━━ Records for the task ━━

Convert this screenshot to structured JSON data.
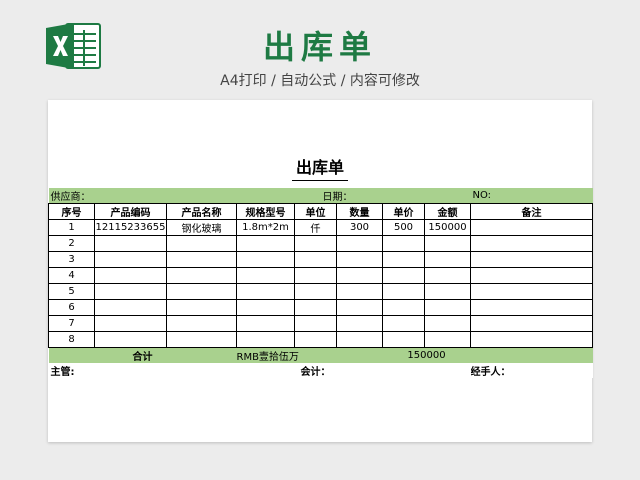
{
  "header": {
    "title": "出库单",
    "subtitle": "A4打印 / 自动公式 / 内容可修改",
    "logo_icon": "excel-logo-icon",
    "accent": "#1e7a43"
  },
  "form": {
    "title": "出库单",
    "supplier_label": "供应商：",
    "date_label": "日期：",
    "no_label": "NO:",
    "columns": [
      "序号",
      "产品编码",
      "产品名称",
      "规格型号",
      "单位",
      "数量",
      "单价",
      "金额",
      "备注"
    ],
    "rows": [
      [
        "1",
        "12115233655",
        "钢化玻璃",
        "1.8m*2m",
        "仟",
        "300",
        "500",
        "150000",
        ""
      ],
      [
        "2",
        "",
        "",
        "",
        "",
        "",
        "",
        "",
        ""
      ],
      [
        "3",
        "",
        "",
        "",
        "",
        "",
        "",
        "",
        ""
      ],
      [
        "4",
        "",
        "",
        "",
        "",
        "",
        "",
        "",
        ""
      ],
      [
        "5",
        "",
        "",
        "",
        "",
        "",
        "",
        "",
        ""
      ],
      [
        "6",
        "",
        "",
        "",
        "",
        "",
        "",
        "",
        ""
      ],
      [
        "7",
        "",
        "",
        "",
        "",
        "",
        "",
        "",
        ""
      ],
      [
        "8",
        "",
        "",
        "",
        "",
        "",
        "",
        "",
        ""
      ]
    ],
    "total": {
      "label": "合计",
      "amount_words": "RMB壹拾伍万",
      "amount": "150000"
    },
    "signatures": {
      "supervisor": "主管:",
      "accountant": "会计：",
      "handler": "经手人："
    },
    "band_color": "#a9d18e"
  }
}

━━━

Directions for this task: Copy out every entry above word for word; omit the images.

Solution for this exercise:
Convert this screenshot to structured JSON data.
{
  "header": {
    "title": "出库单",
    "subtitle": "A4打印 / 自动公式 / 内容可修改",
    "logo_icon": "excel-logo-icon",
    "accent": "#1e7a43"
  },
  "form": {
    "title": "出库单",
    "supplier_label": "供应商：",
    "date_label": "日期：",
    "no_label": "NO:",
    "columns": [
      "序号",
      "产品编码",
      "产品名称",
      "规格型号",
      "单位",
      "数量",
      "单价",
      "金额",
      "备注"
    ],
    "rows": [
      [
        "1",
        "12115233655",
        "钢化玻璃",
        "1.8m*2m",
        "仟",
        "300",
        "500",
        "150000",
        ""
      ],
      [
        "2",
        "",
        "",
        "",
        "",
        "",
        "",
        "",
        ""
      ],
      [
        "3",
        "",
        "",
        "",
        "",
        "",
        "",
        "",
        ""
      ],
      [
        "4",
        "",
        "",
        "",
        "",
        "",
        "",
        "",
        ""
      ],
      [
        "5",
        "",
        "",
        "",
        "",
        "",
        "",
        "",
        ""
      ],
      [
        "6",
        "",
        "",
        "",
        "",
        "",
        "",
        "",
        ""
      ],
      [
        "7",
        "",
        "",
        "",
        "",
        "",
        "",
        "",
        ""
      ],
      [
        "8",
        "",
        "",
        "",
        "",
        "",
        "",
        "",
        ""
      ]
    ],
    "total": {
      "label": "合计",
      "amount_words": "RMB壹拾伍万",
      "amount": "150000"
    },
    "signatures": {
      "supervisor": "主管:",
      "accountant": "会计：",
      "handler": "经手人："
    },
    "band_color": "#a9d18e"
  }
}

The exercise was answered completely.